Other Forms of Protection
So now that we have an engine of +1/+1 counters and our creatures are recurring themselves with great persistence, we have to make sure we can protect them beyond Persist. In a two-person duel the persist every turn would make it rather easy to keep our guys on the battlefield. But with a bigger playgroup (and by extension, larger creatures), a big target on your back you will have. I’d say that having to survive two board wipes before your untap step is definitely a possibility. With only 2 ways to give persist to our creatures and the potential to not have Reyhan out means we should probably pack plenty of counterspells. But because we are running four colors, we want to try and keep the mana cost to as little restriction as possible.

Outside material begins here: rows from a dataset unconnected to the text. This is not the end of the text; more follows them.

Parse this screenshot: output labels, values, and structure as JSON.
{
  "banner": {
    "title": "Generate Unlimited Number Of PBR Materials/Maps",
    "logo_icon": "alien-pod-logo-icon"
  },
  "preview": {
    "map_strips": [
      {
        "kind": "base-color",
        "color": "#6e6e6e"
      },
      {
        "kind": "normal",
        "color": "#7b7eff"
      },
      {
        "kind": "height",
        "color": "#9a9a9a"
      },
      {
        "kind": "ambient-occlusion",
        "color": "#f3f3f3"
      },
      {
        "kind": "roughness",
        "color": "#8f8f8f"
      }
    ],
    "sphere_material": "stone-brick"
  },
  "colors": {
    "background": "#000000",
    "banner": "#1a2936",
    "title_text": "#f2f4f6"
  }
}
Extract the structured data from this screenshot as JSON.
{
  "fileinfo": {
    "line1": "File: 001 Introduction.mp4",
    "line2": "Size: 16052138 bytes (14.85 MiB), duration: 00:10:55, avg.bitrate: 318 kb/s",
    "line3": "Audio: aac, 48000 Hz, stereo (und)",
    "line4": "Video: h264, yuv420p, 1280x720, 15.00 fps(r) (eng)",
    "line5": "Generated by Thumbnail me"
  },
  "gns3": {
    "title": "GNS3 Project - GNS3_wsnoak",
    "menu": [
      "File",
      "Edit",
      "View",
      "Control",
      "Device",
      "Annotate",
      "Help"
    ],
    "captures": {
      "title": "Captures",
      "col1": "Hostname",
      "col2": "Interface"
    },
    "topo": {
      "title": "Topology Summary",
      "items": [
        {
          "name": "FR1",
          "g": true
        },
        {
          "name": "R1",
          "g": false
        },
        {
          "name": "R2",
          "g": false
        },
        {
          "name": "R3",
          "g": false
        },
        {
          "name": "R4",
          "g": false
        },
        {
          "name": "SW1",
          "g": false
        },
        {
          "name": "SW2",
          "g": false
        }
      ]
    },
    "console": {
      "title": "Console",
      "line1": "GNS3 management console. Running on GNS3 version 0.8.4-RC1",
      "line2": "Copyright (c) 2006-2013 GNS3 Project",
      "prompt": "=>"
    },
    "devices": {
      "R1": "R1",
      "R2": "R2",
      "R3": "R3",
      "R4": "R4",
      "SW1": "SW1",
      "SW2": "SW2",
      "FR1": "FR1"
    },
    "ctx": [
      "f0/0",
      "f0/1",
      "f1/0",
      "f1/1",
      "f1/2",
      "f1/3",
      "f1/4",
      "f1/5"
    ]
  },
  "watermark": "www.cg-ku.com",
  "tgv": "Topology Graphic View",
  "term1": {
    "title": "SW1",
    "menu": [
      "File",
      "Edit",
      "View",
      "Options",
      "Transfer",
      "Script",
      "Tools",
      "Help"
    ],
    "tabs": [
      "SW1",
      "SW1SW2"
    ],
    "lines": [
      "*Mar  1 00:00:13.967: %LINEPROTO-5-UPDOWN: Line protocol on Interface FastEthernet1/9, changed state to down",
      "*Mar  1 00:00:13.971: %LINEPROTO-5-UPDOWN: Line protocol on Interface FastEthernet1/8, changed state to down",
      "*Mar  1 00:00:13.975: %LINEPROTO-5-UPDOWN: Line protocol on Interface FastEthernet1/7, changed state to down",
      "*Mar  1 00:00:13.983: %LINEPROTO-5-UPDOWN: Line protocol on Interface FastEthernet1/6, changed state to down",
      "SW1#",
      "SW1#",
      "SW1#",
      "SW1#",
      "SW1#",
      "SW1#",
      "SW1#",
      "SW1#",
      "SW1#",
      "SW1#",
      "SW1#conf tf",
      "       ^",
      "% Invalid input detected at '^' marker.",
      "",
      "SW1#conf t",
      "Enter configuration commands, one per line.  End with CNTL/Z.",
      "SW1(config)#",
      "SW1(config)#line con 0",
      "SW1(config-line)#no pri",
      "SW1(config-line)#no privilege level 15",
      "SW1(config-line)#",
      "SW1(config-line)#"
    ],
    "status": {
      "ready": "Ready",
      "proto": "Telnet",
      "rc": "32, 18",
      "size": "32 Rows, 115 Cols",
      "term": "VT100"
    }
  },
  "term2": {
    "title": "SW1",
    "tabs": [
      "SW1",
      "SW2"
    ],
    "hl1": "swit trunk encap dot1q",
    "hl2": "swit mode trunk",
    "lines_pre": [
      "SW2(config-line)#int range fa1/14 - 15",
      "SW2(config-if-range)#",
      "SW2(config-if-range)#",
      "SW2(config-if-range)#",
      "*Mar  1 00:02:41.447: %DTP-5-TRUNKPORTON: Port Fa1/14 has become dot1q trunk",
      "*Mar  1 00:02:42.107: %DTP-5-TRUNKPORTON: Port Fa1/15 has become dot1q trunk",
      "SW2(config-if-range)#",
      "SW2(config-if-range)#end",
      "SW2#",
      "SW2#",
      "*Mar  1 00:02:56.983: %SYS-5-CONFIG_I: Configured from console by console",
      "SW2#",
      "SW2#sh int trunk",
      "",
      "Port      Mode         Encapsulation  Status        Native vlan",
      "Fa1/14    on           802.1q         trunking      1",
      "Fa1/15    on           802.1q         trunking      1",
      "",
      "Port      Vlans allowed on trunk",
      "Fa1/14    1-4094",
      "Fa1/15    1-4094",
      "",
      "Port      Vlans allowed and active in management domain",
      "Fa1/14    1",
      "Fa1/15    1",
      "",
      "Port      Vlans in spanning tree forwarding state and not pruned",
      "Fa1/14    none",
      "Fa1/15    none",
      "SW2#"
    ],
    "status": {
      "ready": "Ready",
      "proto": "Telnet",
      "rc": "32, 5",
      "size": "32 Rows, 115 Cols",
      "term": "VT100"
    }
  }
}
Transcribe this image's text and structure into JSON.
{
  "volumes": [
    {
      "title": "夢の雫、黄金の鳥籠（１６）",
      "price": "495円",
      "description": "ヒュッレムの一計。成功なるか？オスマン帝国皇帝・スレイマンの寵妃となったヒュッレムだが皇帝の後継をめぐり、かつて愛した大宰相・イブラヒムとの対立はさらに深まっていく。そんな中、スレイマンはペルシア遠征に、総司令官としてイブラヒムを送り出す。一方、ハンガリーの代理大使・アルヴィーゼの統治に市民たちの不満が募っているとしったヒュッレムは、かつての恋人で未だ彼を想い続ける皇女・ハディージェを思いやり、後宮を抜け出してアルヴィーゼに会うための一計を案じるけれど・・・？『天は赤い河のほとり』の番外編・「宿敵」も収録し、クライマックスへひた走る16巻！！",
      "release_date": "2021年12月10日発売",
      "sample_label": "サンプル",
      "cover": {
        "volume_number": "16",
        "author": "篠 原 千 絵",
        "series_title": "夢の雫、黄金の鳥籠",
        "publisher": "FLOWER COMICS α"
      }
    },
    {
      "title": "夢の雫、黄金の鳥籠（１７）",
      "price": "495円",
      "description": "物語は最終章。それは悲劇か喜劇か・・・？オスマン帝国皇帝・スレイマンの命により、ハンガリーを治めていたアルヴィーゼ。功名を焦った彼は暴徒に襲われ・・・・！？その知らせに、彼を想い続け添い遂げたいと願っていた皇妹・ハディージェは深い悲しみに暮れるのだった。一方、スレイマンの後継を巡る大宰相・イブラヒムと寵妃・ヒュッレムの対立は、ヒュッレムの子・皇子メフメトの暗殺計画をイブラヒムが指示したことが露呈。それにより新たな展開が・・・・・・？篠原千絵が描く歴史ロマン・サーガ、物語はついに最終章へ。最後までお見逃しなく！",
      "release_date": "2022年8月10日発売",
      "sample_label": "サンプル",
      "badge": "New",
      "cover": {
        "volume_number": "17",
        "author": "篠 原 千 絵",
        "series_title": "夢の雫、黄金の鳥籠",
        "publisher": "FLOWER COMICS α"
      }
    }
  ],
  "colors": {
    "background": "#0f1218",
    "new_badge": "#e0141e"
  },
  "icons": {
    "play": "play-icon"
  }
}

Counterspell is definitely the best unconditional counterspell out there, hence the name, but having two blue could be problematic if we aren’t running something like Chromatic Lantern or are overloaded on basic lands. My suggestions are more conditional spells, like Arcane Denial, Remand, Bant Charm, and Clash of Wills. Remand is the weakest one here but being able to stall an opponent’s board wipe (or removal spell) until your next untap step might be all you need to keep your army alive.
Board wipes are something you absolutely need in your commander deck. The good news is that we have ways of combating board wipes. Sometimes we will need to sacrifice our creatures for the greater good of the game, but the upside of this trade off is that we have crazy power in each of our creatures. The suite of board wipes you run is up to you, but the most optimal list is Wrath of God, Day of Judgment, Damnation, and Supreme Verdict. These are a bit restrictive in mana cost, but looking at all the board wipes that fall in our colors these are the cheapest to cast. Plus, nearly all of the other board wipes in these colors fall into conditional category or similarly restrictive mana cost category. What you run is really your preference here.
The stock mana base in this deck is pretty good because most of the spells aren’t very restrictive in mana cost. Nothing in the deck will cost more than two of one single color but we should still try and have the most versatile deck. It’s easy for me to say “add all ten fetch lands along with all applicable shocks and duals” without considering your wallet, but that truly is the most optimal way to go. Add what you can afford/already have and seek budget options like dual colored pain lands, scry lands, and life gain lands (or whatever duals you prefer). Beyond that you should absolutely run Gavony Township. It is just too good not to play in this deck. Depending on the amount of doubling you can achieve it can take over games fast.
Last Few Notes
To wrap up this post I must mention some cards I’ve added and some cool combos I’ve found in the deck upon playing it. Out of the box there is some crazy synergy with Ghave and Cathar’s Crusade. Using Crystalline Crawler we can basically go infinite with tokens and make our other creature’s infinitely big. Lorescale Coatl is one of my favorite cards because it just naturally gets bigger over time. This deck won’t have you drawing a ton of cards, but River Kelpie and Fathom Mage get along with the Coatl quite nicely and should help you refill your hand once you’ve exhausted it. And you probably have already seen it but Atraxa and Odric make for a powerful team.
I hope you are as excited for the new opportunities these commanders give us as I am. This long series is going to test our creative deck building abilities and I hope that it inspires you to dig deep into the endless possibilities they give us. As always, I hope this helped you with your next EDH deck and happy brewing!